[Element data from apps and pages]
——————————

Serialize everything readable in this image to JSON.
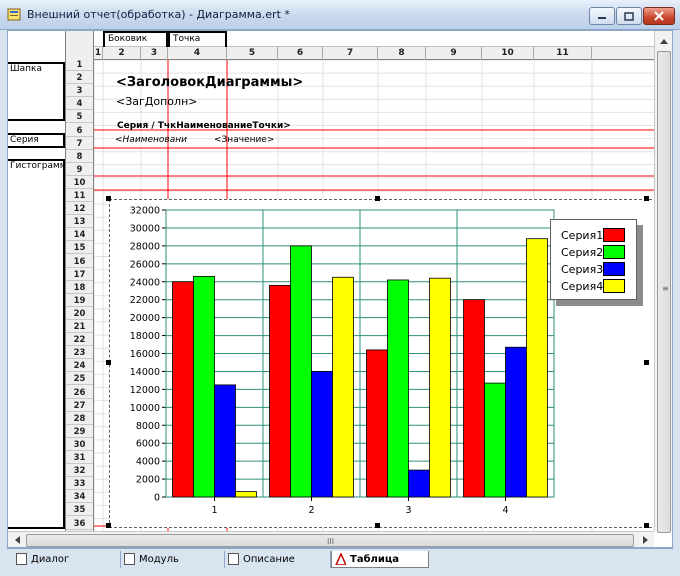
{
  "window": {
    "title": "Внешний отчет(обработка) - Диаграмма.ert *"
  },
  "sections": [
    {
      "label": "Шапка",
      "top": 31,
      "height": 59
    },
    {
      "label": "Серия",
      "top": 102,
      "height": 15
    },
    {
      "label": "Гистограмма",
      "top": 128,
      "height": 370
    }
  ],
  "column_sections": [
    {
      "label": "Боковик",
      "col": 2
    },
    {
      "label": "Точка",
      "col": 4
    }
  ],
  "rows": [
    "1",
    "2",
    "3",
    "4",
    "5",
    "6",
    "7",
    "8",
    "9",
    "10",
    "11",
    "12",
    "13",
    "14",
    "15",
    "16",
    "17",
    "18",
    "19",
    "20",
    "21",
    "22",
    "23",
    "24",
    "25",
    "26",
    "27",
    "28",
    "29",
    "30",
    "31",
    "32",
    "33",
    "34",
    "35",
    "36"
  ],
  "columns": [
    "1",
    "2",
    "3",
    "4",
    "5",
    "6",
    "7",
    "8",
    "9",
    "10",
    "11"
  ],
  "header": {
    "title": "<ЗаголовокДиаграммы>",
    "subtitle": "<ЗагДополн>",
    "series_header": "Серия / ТчкНаименованиеТочки>",
    "name_placeholder": "<Наименовани",
    "value_placeholder": "<Значение>"
  },
  "chart_data": {
    "type": "bar",
    "categories": [
      "1",
      "2",
      "3",
      "4"
    ],
    "series": [
      {
        "name": "Серия1",
        "color": "#ff0000",
        "values": [
          24000,
          23600,
          16400,
          22000
        ]
      },
      {
        "name": "Серия2",
        "color": "#00ff00",
        "values": [
          24600,
          28000,
          24200,
          12700
        ]
      },
      {
        "name": "Серия3",
        "color": "#0000ff",
        "values": [
          12500,
          14000,
          3000,
          16700
        ]
      },
      {
        "name": "Серия4",
        "color": "#ffff00",
        "values": [
          600,
          24500,
          24400,
          28800
        ]
      }
    ],
    "ylim": [
      0,
      32000
    ],
    "yticks": [
      "0",
      "2000",
      "4000",
      "6000",
      "8000",
      "10000",
      "12000",
      "14000",
      "16000",
      "18000",
      "20000",
      "22000",
      "24000",
      "26000",
      "28000",
      "30000",
      "32000"
    ],
    "grid": true,
    "legend_position": "right"
  },
  "tabs": [
    {
      "label": "Диалог",
      "active": false
    },
    {
      "label": "Модуль",
      "active": false
    },
    {
      "label": "Описание",
      "active": false
    },
    {
      "label": "Таблица",
      "active": true
    }
  ],
  "scroll": {
    "grip": "III"
  }
}
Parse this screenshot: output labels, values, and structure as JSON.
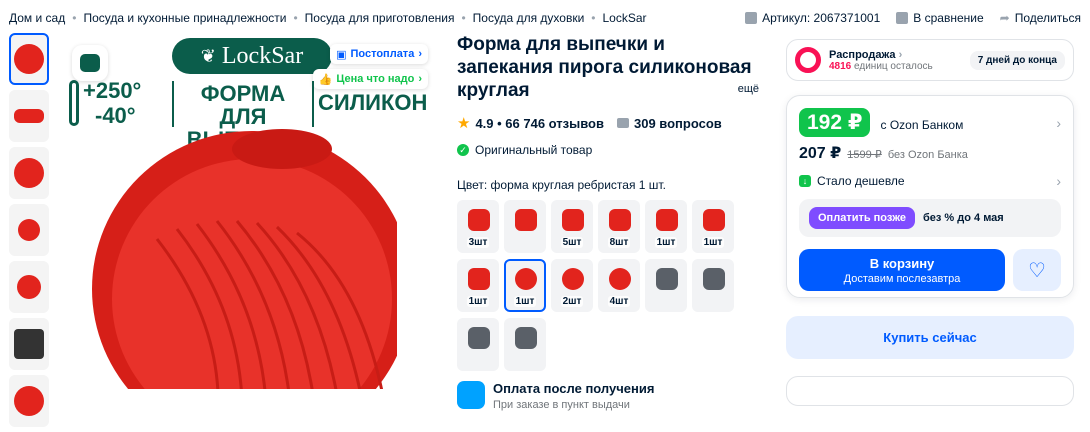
{
  "breadcrumbs": [
    "Дом и сад",
    "Посуда и кухонные принадлежности",
    "Посуда для приготовления",
    "Посуда для духовки",
    "LockSar"
  ],
  "header_actions": {
    "article": "Артикул: 2067371001",
    "compare": "В сравнение",
    "share": "Поделиться"
  },
  "hero": {
    "brand": "LockSar",
    "postpay_badge": "Постоплата",
    "good_price_badge": "Цена что надо",
    "temp_max": "+250°",
    "temp_min": "-40°",
    "line1": "ФОРМА ДЛЯ",
    "line2": "ВЫПЕЧКИ",
    "line3": "СИЛИКОН"
  },
  "product": {
    "title": "Форма для выпечки и запекания пирога силиконовая круглая",
    "more": "ещё",
    "rating": "4.9 • 66 746 отзывов",
    "questions": "309 вопросов",
    "original": "Оригинальный товар",
    "color_label": "Цвет: форма круглая ребристая 1 шт."
  },
  "swatches": [
    {
      "label": "3шт",
      "shape": "square",
      "color": "red"
    },
    {
      "label": "",
      "shape": "square",
      "color": "red"
    },
    {
      "label": "5шт",
      "shape": "square",
      "color": "red"
    },
    {
      "label": "8шт",
      "shape": "square",
      "color": "red"
    },
    {
      "label": "1шт",
      "shape": "square",
      "color": "red"
    },
    {
      "label": "1шт",
      "shape": "square",
      "color": "red"
    },
    {
      "label": "1шт",
      "shape": "square",
      "color": "red"
    },
    {
      "label": "1шт",
      "shape": "round",
      "color": "red",
      "selected": true
    },
    {
      "label": "2шт",
      "shape": "round",
      "color": "red"
    },
    {
      "label": "4шт",
      "shape": "round",
      "color": "red"
    },
    {
      "label": "",
      "shape": "square",
      "color": "gray"
    },
    {
      "label": "",
      "shape": "square",
      "color": "gray"
    },
    {
      "label": "",
      "shape": "square",
      "color": "gray"
    },
    {
      "label": "",
      "shape": "square",
      "color": "gray"
    }
  ],
  "pay_after": {
    "title": "Оплата после получения",
    "subtitle": "При заказе в пункт выдачи"
  },
  "sale": {
    "title": "Распродажа",
    "count": "4816",
    "count_suffix": "единиц осталось",
    "days": "7 дней до конца"
  },
  "buy": {
    "ozon_price": "192 ₽",
    "ozon_label": "с Ozon Банком",
    "price": "207 ₽",
    "old_price": "1599 ₽",
    "no_bank_label": "без Ozon Банка",
    "cheaper": "Стало дешевле",
    "later_button": "Оплатить позже",
    "later_text": "без % до 4 мая",
    "cart_title": "В корзину",
    "cart_sub": "Доставим послезавтра",
    "buy_now": "Купить сейчас"
  },
  "colors": {
    "accent": "#005bff",
    "green": "#10c44c",
    "red": "#e2241d",
    "pink": "#f91155",
    "purple": "#7f4cff"
  }
}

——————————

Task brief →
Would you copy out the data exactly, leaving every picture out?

Response for this exercise →
Serialize everything readable in this image to JSON.
{
  "window": {
    "title": "Внешний отчет(обработка) - Диаграмма.ert *"
  },
  "sections": [
    {
      "label": "Шапка",
      "top": 31,
      "height": 59
    },
    {
      "label": "Серия",
      "top": 102,
      "height": 15
    },
    {
      "label": "Гистограмма",
      "top": 128,
      "height": 370
    }
  ],
  "column_sections": [
    {
      "label": "Боковик",
      "col": 2
    },
    {
      "label": "Точка",
      "col": 4
    }
  ],
  "rows": [
    "1",
    "2",
    "3",
    "4",
    "5",
    "6",
    "7",
    "8",
    "9",
    "10",
    "11",
    "12",
    "13",
    "14",
    "15",
    "16",
    "17",
    "18",
    "19",
    "20",
    "21",
    "22",
    "23",
    "24",
    "25",
    "26",
    "27",
    "28",
    "29",
    "30",
    "31",
    "32",
    "33",
    "34",
    "35",
    "36"
  ],
  "columns": [
    "1",
    "2",
    "3",
    "4",
    "5",
    "6",
    "7",
    "8",
    "9",
    "10",
    "11"
  ],
  "header": {
    "title": "<ЗаголовокДиаграммы>",
    "subtitle": "<ЗагДополн>",
    "series_header": "Серия / ТчкНаименованиеТочки>",
    "name_placeholder": "<Наименовани",
    "value_placeholder": "<Значение>"
  },
  "chart_data": {
    "type": "bar",
    "categories": [
      "1",
      "2",
      "3",
      "4"
    ],
    "series": [
      {
        "name": "Серия1",
        "color": "#ff0000",
        "values": [
          24000,
          23600,
          16400,
          22000
        ]
      },
      {
        "name": "Серия2",
        "color": "#00ff00",
        "values": [
          24600,
          28000,
          24200,
          12700
        ]
      },
      {
        "name": "Серия3",
        "color": "#0000ff",
        "values": [
          12500,
          14000,
          3000,
          16700
        ]
      },
      {
        "name": "Серия4",
        "color": "#ffff00",
        "values": [
          600,
          24500,
          24400,
          28800
        ]
      }
    ],
    "ylim": [
      0,
      32000
    ],
    "yticks": [
      "0",
      "2000",
      "4000",
      "6000",
      "8000",
      "10000",
      "12000",
      "14000",
      "16000",
      "18000",
      "20000",
      "22000",
      "24000",
      "26000",
      "28000",
      "30000",
      "32000"
    ],
    "grid": true,
    "legend_position": "right"
  },
  "tabs": [
    {
      "label": "Диалог",
      "active": false
    },
    {
      "label": "Модуль",
      "active": false
    },
    {
      "label": "Описание",
      "active": false
    },
    {
      "label": "Таблица",
      "active": true
    }
  ],
  "scroll": {
    "grip": "III"
  }
}
Parse this screenshot: output labels, values, and structure as JSON.
{
  "breadcrumbs": [
    "Дом и сад",
    "Посуда и кухонные принадлежности",
    "Посуда для приготовления",
    "Посуда для духовки",
    "LockSar"
  ],
  "header_actions": {
    "article": "Артикул: 2067371001",
    "compare": "В сравнение",
    "share": "Поделиться"
  },
  "hero": {
    "brand": "LockSar",
    "postpay_badge": "Постоплата",
    "good_price_badge": "Цена что надо",
    "temp_max": "+250°",
    "temp_min": "-40°",
    "line1": "ФОРМА ДЛЯ",
    "line2": "ВЫПЕЧКИ",
    "line3": "СИЛИКОН"
  },
  "product": {
    "title": "Форма для выпечки и запекания пирога силиконовая круглая",
    "more": "ещё",
    "rating": "4.9 • 66 746 отзывов",
    "questions": "309 вопросов",
    "original": "Оригинальный товар",
    "color_label": "Цвет: форма круглая ребристая 1 шт."
  },
  "swatches": [
    {
      "label": "3шт",
      "shape": "square",
      "color": "red"
    },
    {
      "label": "",
      "shape": "square",
      "color": "red"
    },
    {
      "label": "5шт",
      "shape": "square",
      "color": "red"
    },
    {
      "label": "8шт",
      "shape": "square",
      "color": "red"
    },
    {
      "label": "1шт",
      "shape": "square",
      "color": "red"
    },
    {
      "label": "1шт",
      "shape": "square",
      "color": "red"
    },
    {
      "label": "1шт",
      "shape": "square",
      "color": "red"
    },
    {
      "label": "1шт",
      "shape": "round",
      "color": "red",
      "selected": true
    },
    {
      "label": "2шт",
      "shape": "round",
      "color": "red"
    },
    {
      "label": "4шт",
      "shape": "round",
      "color": "red"
    },
    {
      "label": "",
      "shape": "square",
      "color": "gray"
    },
    {
      "label": "",
      "shape": "square",
      "color": "gray"
    },
    {
      "label": "",
      "shape": "square",
      "color": "gray"
    },
    {
      "label": "",
      "shape": "square",
      "color": "gray"
    }
  ],
  "pay_after": {
    "title": "Оплата после получения",
    "subtitle": "При заказе в пункт выдачи"
  },
  "sale": {
    "title": "Распродажа",
    "count": "4816",
    "count_suffix": "единиц осталось",
    "days": "7 дней до конца"
  },
  "buy": {
    "ozon_price": "192 ₽",
    "ozon_label": "с Ozon Банком",
    "price": "207 ₽",
    "old_price": "1599 ₽",
    "no_bank_label": "без Ozon Банка",
    "cheaper": "Стало дешевле",
    "later_button": "Оплатить позже",
    "later_text": "без % до 4 мая",
    "cart_title": "В корзину",
    "cart_sub": "Доставим послезавтра",
    "buy_now": "Купить сейчас"
  },
  "colors": {
    "accent": "#005bff",
    "green": "#10c44c",
    "red": "#e2241d",
    "pink": "#f91155",
    "purple": "#7f4cff"
  }
}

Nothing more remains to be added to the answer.